(P.S. I love it.)

The release date: October 21 

There’ll be a launch party at Fleur Fine Books in Port Neches on Oct. 21, featuring the editors E. R. Bills and Bret McCormick as well as many of the as-of-yet unannounced contributors to the anthology. Since Port Neches is over 600 miles from the Texas Panhandle, I likely won’t be attending myself. Still, if you can make it, you should.

Flier for the Road Kill launch event at Fleur Fine Books in Port Neches, TX

(P.S. The picture with the ground cracks refers to my story “Thirsty Ground.”)

If you miss this one or if it’s too far away, there’s a second confirmed signing event at Book People on Oct. 29 in Austin, TX.

Flier for the Road Kill signing event at Book People in Austin, TX

I still won’t make it to this one either. But if you want to see me — and pick up a copy of Road Kill featuring my short-story “Thirsty Ground” — there may be an event in Amarillo soon. To be announced.

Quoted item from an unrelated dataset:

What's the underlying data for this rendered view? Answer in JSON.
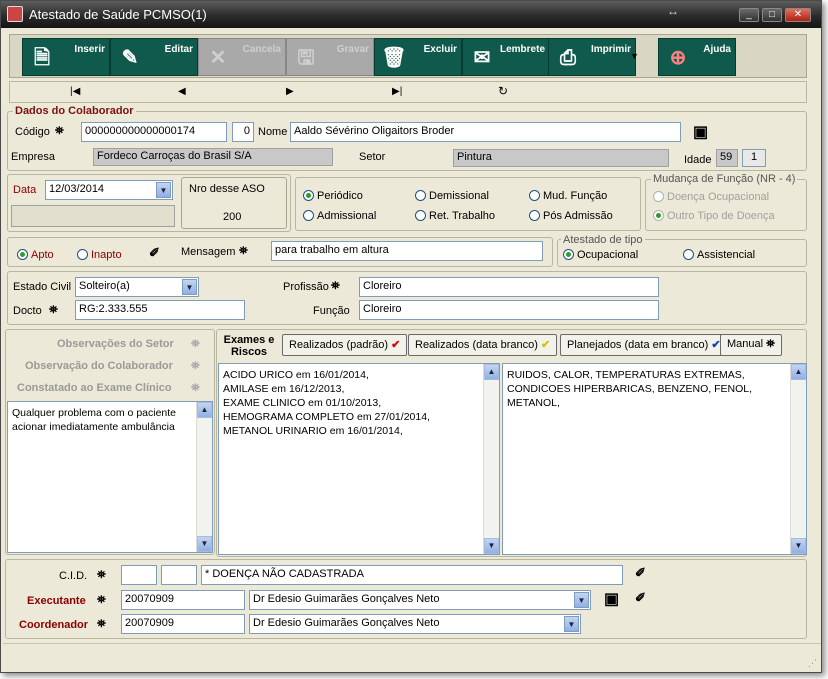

I’ll also update when I have more information on where to purchase the book after its release.